Dataset extract below:

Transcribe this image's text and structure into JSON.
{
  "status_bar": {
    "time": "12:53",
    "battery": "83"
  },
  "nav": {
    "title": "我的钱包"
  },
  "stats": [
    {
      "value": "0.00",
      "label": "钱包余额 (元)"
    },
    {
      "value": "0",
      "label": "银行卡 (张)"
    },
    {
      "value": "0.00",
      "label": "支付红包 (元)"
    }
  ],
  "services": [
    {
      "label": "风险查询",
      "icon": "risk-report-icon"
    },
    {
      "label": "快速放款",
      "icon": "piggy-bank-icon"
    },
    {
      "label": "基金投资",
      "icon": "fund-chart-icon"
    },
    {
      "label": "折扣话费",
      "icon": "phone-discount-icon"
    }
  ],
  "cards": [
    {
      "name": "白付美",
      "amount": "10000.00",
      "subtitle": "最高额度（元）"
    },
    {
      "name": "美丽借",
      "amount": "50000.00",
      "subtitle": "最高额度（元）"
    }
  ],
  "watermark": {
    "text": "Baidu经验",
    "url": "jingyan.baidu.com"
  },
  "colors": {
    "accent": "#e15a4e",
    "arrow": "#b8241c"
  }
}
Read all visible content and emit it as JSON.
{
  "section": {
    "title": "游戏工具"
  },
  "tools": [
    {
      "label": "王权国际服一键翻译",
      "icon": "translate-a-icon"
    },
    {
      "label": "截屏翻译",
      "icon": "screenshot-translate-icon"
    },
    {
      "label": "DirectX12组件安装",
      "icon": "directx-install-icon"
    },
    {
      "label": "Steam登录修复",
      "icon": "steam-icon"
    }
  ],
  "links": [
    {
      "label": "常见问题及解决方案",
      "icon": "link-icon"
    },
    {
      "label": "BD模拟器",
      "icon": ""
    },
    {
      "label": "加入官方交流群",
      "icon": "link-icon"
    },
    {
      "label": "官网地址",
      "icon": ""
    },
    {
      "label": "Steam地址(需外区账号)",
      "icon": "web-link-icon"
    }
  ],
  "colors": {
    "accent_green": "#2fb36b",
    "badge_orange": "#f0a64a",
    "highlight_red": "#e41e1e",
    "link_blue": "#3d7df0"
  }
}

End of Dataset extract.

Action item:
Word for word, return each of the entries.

Answer to the problem:
Transcribe this image's text and structure into JSON.
{
  "status_bar": {
    "time": "12:53",
    "battery": "83"
  },
  "nav": {
    "title": "我的钱包"
  },
  "stats": [
    {
      "value": "0.00",
      "label": "钱包余额 (元)"
    },
    {
      "value": "0",
      "label": "银行卡 (张)"
    },
    {
      "value": "0.00",
      "label": "支付红包 (元)"
    }
  ],
  "services": [
    {
      "label": "风险查询",
      "icon": "risk-report-icon"
    },
    {
      "label": "快速放款",
      "icon": "piggy-bank-icon"
    },
    {
      "label": "基金投资",
      "icon": "fund-chart-icon"
    },
    {
      "label": "折扣话费",
      "icon": "phone-discount-icon"
    }
  ],
  "cards": [
    {
      "name": "白付美",
      "amount": "10000.00",
      "subtitle": "最高额度（元）"
    },
    {
      "name": "美丽借",
      "amount": "50000.00",
      "subtitle": "最高额度（元）"
    }
  ],
  "watermark": {
    "text": "Baidu经验",
    "url": "jingyan.baidu.com"
  },
  "colors": {
    "accent": "#e15a4e",
    "arrow": "#b8241c"
  }
}
Read all visible content and emit it as JSON.
{
  "section": {
    "title": "游戏工具"
  },
  "tools": [
    {
      "label": "王权国际服一键翻译",
      "icon": "translate-a-icon"
    },
    {
      "label": "截屏翻译",
      "icon": "screenshot-translate-icon"
    },
    {
      "label": "DirectX12组件安装",
      "icon": "directx-install-icon"
    },
    {
      "label": "Steam登录修复",
      "icon": "steam-icon"
    }
  ],
  "links": [
    {
      "label": "常见问题及解决方案",
      "icon": "link-icon"
    },
    {
      "label": "BD模拟器",
      "icon": ""
    },
    {
      "label": "加入官方交流群",
      "icon": "link-icon"
    },
    {
      "label": "官网地址",
      "icon": ""
    },
    {
      "label": "Steam地址(需外区账号)",
      "icon": "web-link-icon"
    }
  ],
  "colors": {
    "accent_green": "#2fb36b",
    "badge_orange": "#f0a64a",
    "highlight_red": "#e41e1e",
    "link_blue": "#3d7df0"
  }
}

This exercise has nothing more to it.